The data:
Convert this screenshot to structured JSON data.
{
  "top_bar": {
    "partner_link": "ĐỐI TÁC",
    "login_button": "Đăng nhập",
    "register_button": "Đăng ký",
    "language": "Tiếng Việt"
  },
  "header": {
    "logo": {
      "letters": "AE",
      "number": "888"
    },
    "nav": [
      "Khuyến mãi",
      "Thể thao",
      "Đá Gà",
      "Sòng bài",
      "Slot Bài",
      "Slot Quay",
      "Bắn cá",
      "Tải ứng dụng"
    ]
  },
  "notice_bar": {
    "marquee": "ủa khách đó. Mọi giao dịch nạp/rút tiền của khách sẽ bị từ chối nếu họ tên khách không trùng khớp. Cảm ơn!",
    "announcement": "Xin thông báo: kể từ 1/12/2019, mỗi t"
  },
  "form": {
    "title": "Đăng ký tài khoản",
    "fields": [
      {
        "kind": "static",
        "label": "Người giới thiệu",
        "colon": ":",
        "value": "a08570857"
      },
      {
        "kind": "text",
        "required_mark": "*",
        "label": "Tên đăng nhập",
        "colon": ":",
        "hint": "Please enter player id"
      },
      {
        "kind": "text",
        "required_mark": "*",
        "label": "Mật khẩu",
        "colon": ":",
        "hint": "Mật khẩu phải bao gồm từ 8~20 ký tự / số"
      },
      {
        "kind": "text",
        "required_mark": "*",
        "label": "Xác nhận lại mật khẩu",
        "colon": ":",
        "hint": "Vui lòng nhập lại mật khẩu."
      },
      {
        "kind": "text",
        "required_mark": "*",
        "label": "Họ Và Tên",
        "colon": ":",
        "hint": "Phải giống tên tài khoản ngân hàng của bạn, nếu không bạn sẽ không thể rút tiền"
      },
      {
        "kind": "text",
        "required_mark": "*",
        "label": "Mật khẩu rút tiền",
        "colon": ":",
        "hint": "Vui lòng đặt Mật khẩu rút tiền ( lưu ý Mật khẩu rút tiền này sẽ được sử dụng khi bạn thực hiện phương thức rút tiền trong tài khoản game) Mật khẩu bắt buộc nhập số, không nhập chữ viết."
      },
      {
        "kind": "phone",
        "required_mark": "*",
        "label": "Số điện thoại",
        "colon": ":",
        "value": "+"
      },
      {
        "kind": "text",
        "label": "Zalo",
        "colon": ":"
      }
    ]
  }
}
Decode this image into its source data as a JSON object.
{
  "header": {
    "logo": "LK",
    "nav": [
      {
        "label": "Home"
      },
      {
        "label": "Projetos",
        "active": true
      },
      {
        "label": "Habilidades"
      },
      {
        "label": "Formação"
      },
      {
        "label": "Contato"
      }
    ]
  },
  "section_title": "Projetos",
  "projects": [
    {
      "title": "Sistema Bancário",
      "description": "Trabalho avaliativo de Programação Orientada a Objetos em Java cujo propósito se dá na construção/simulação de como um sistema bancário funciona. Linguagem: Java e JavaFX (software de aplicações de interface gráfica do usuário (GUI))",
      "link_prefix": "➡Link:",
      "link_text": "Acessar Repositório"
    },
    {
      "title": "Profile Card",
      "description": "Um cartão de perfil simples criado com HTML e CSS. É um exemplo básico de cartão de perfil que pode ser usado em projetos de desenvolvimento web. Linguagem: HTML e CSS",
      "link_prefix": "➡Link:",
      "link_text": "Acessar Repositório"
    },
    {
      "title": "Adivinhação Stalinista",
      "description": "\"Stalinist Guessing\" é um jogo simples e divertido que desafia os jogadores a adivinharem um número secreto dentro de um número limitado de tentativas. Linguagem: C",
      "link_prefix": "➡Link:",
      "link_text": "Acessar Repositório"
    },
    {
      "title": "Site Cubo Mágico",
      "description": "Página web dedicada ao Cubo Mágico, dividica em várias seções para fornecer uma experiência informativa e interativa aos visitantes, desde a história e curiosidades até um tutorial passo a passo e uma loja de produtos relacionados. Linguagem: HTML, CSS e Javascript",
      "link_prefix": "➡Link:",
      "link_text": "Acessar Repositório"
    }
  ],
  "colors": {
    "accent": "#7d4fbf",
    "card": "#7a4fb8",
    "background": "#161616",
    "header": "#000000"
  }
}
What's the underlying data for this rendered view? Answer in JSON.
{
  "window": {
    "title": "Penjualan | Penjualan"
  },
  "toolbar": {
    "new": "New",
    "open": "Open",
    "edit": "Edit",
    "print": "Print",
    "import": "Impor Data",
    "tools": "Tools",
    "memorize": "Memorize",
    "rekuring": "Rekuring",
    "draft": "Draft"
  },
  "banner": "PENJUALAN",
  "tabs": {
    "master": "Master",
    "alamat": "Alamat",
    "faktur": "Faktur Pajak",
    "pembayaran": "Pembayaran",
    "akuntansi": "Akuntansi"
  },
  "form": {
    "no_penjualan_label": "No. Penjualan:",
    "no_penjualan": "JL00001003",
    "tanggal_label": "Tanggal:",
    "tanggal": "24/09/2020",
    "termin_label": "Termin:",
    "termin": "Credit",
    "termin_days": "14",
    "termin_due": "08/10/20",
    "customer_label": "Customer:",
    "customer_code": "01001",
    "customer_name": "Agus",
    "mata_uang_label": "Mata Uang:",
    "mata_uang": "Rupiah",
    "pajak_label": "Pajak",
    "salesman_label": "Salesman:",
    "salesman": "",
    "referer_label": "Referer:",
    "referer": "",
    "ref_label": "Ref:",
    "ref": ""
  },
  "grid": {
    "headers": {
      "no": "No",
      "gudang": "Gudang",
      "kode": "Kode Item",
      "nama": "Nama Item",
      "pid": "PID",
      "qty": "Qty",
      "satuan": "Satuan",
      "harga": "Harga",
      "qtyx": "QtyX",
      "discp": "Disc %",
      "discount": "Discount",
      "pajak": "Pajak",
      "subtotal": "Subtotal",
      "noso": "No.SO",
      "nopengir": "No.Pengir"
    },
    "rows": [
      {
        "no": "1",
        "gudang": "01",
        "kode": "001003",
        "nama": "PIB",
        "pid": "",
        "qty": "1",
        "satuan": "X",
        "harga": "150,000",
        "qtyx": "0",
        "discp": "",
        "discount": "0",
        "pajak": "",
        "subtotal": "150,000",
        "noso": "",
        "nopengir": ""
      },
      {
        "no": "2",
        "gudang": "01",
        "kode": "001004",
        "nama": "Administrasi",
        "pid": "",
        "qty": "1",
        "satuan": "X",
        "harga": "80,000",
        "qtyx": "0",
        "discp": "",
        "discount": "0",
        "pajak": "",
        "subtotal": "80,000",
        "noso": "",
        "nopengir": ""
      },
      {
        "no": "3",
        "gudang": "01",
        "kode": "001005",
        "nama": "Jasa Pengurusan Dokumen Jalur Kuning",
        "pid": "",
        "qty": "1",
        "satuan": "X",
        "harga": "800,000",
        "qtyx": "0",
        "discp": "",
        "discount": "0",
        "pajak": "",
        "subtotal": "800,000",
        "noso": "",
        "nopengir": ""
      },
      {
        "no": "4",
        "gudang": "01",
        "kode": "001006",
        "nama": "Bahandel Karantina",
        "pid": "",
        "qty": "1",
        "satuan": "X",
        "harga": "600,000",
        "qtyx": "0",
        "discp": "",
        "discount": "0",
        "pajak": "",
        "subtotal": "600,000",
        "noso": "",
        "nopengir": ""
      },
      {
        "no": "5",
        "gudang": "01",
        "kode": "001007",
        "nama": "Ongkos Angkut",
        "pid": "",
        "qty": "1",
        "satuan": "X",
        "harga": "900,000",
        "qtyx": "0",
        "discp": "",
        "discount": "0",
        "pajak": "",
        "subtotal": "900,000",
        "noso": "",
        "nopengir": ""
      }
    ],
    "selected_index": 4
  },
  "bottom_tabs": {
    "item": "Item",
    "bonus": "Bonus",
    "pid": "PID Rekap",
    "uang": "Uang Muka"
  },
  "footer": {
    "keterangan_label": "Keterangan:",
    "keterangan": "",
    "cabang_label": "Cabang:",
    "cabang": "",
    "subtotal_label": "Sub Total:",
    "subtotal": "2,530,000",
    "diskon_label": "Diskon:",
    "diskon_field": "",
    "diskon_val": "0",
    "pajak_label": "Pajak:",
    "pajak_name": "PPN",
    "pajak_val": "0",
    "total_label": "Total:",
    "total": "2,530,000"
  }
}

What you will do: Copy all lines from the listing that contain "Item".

Written response:
      "kode": "Kode Item",
      "nama": "Nama Item",
    "item": "Item",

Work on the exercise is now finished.